Its likely a mistake occurs in the planning stages.  You just find out about it later.  You prepared.  You did your analysis.  You made your plan.  You got input from others.  Somewhere in those preparations the “mistake” was made.  Was it flawed logic?  Was it unrealistic expectations?  Did something unforeseen happen?

I hope you never have to deal with a situation as serious as losing men in space.  However, there is something to learn from this scene.  When this team is problem solving, they are learning.  In a crisis you can’t sit back and document everything you are learning but you should not wait long after the crisis is resolved to reflect.  I like the summation of the article below.

There are costs and benefits of mistakes. Immediately after making a mistake, you see only the costs: you didn’t win; you didn’t get that account; you’re beating yourself up. But the benefits of a mistake are greater than the costs. Failure is a bigger departure from expectations. Basically, it’s the world telling you that you didn’t see it in best way to begin with.  If you ignore that, what have you learned? If I were a CEO, I would say these mistakes are corporate assets, and I paid for these. I need to learn from them.

The title of this post is not the conclusion that Michael Hyatt’s guest blogger wants you to come to after reading his post on lifelong learning.  As a person who loves reading but has a hard time finishing a book, I appreciated the strategies he gives at the end (and a justification for buying an iPad).  He also shares some good insights along the way.

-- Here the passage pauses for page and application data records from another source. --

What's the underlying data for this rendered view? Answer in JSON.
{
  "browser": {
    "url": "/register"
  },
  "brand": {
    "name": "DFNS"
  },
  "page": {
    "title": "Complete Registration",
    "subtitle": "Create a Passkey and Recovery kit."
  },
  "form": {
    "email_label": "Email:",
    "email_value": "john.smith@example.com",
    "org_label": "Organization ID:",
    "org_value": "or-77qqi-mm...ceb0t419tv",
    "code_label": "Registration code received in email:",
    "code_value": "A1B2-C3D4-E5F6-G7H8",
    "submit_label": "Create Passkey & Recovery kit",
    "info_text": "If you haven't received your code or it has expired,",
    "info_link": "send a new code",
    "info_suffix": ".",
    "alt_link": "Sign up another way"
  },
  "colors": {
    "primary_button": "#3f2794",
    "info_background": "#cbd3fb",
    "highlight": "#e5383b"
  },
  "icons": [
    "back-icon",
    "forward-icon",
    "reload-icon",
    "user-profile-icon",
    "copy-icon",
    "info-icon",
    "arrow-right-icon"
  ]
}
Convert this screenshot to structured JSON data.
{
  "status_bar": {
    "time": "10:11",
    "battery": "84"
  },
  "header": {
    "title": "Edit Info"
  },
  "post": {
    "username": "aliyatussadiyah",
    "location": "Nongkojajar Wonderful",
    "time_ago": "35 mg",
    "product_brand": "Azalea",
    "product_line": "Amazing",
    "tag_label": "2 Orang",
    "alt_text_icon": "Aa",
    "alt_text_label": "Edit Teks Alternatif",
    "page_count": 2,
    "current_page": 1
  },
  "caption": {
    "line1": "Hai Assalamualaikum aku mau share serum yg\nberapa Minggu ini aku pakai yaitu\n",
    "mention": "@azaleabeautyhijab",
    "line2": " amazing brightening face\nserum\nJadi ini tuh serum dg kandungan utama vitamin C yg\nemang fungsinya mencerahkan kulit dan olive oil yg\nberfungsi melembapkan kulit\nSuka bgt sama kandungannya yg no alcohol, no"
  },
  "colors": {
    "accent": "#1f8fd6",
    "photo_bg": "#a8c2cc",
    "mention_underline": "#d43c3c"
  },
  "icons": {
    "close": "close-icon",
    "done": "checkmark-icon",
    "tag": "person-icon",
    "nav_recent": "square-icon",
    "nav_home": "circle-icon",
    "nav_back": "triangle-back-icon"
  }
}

Example:

a love of reading can easily lead to a love of learning—a gift that will well serve both leaders and those who simply aspire to leadership.